Once the cannon went off, Meagan shot forward like a bat out of hell and I was left in the dust, wondering how fast we really were going. I kept myself a safe distance from Meagan, maybe ten to twenty meters back, hoping that what my body was telling me--that we were way too fast--was right. While she thought that I was starting conservatively, I was thinking, "damn, she's going out for a 5k." Sure enough, I almost couldn't see Meagan when she came through the 1 mile mark, and I came through entirely too fast as well in 5:43. Mistake #1

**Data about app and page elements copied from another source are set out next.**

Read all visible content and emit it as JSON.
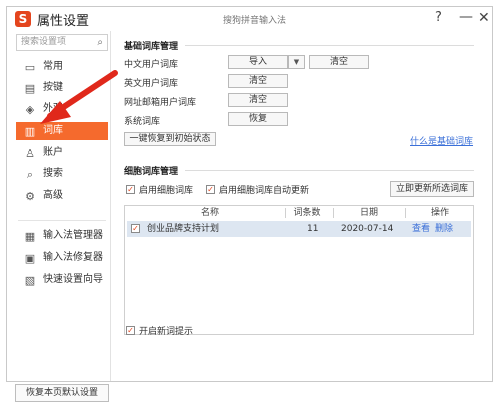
{
  "titlebar": {
    "title": "属性设置",
    "logo": "S",
    "subtitle": "搜狗拼音输入法",
    "help": "?",
    "minimize": "—",
    "close": "✕"
  },
  "sidebar": {
    "search_placeholder": "搜索设置项",
    "items": [
      {
        "icon": "monitor-icon",
        "glyph": "▭",
        "label": "常用"
      },
      {
        "icon": "keyboard-icon",
        "glyph": "▤",
        "label": "按键"
      },
      {
        "icon": "shirt-icon",
        "glyph": "◈",
        "label": "外观"
      },
      {
        "icon": "book-icon",
        "glyph": "▥",
        "label": "词库"
      },
      {
        "icon": "user-icon",
        "glyph": "♙",
        "label": "账户"
      },
      {
        "icon": "search-icon",
        "glyph": "⌕",
        "label": "搜索"
      },
      {
        "icon": "gear-icon",
        "glyph": "⚙",
        "label": "高级"
      }
    ],
    "tools": [
      {
        "icon": "manager-icon",
        "glyph": "▦",
        "label": "输入法管理器"
      },
      {
        "icon": "repair-icon",
        "glyph": "▣",
        "label": "输入法修复器"
      },
      {
        "icon": "wizard-icon",
        "glyph": "▧",
        "label": "快速设置向导"
      }
    ],
    "reset_label": "恢复本页默认设置",
    "active_index": 3
  },
  "basic": {
    "title": "基础词库管理",
    "rows": [
      {
        "label": "中文用户词库",
        "btn1": "导入",
        "btn2": "清空"
      },
      {
        "label": "英文用户词库",
        "btn1": "清空"
      },
      {
        "label": "网址邮箱用户词库",
        "btn1": "清空"
      },
      {
        "label": "系统词库",
        "btn1": "恢复"
      }
    ],
    "restore_btn": "一键恢复到初始状态",
    "what_link": "什么是基础词库"
  },
  "cell": {
    "title": "细胞词库管理",
    "cb1_label": "启用细胞词库",
    "cb2_label": "启用细胞词库自动更新",
    "update_btn": "立即更新所选词库",
    "columns": [
      "名称",
      "词条数",
      "日期",
      "操作"
    ],
    "rows": [
      {
        "checked": true,
        "name": "创业品牌支持计划",
        "count": "11",
        "date": "2020-07-14",
        "view": "查看",
        "delete": "删除"
      }
    ]
  },
  "footer": {
    "new_word_tip": "开启新词提示"
  },
  "colors": {
    "accent": "#f56a2d",
    "arrow": "#e0281b",
    "link": "#3a6fd8"
  }
}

Through the next two miles, I was doing great. I relaxed into a steady cadence of 5:50 for miles 2/3, and then missed the 4th miler marker, but came through 5 miles in 29:30, which meant that I had slowed down considerably. I told myself that if I just maintained 6:00 pace, I would still break 60, which would still be very respectable given all that's been going on. I felt pretty optimistic at that point. Then, things changed. My leg didn't want to cooperate and I felt the tightness seize the left side of my leg in a way that prevented me to get the leg lift I needed. The last 5 miles were a very slow, painful death for me. Every time I passed a race clock, the seconds crept closer and closer to being above my goal pace. I was hitting over 6:10s. Dozens of men passed me; eight women passed me. it was demoralizing. I couldn't help but think that my last 10k at Twin Cities Marathon was faster than this. I questioned: What has happened to me? Am I the same runner that I was 2 years ago? Where is my confidence? Clearly, not in this race. I fought every urge within my body to drop out. A part of me wanted to see the (in)famous Grim Reaper as we made it onto the interstate ramp, so I kept going. I even encouraged one guy that had helped me a lot and finally made it to the finish, not out of breath at all. Good, at least I knew it wasn't an aerobic thing. I looked for Meagan and hoped that at least she made up for my lackluster performance, which she did, setting a HUGE pr and placing 6th overall.
What I love about this blog is that it allows me to reflect on my running, both in training and racing. To be clear, I'm not totally injured. I can still run. My leg is like 95% healthy, but I need to be 100% healthy to be race ready. My butt doesn't have enough strength, okay. But in the end, I think that 95% of my race result today stemmed from my mentality. Having low iron always wears me out physically, but even more so mentally. It's a game against yourself, believing that you are still in great shape even though your workouts would indicate otherwise. Over the past couple of months, instead of practicing positive self-talk, I have been practicing negative self-talk. My mind isn't in race shape, and that's the bulk of the issue. The other slim issue is getting my hamstring back up, but I don't think that is where my attention should be focused right now. It should be focused on getting back into the mindset where I am fired up to race and where I believe that my training has been quality.
The 2017 Boston Marathon
4 days ago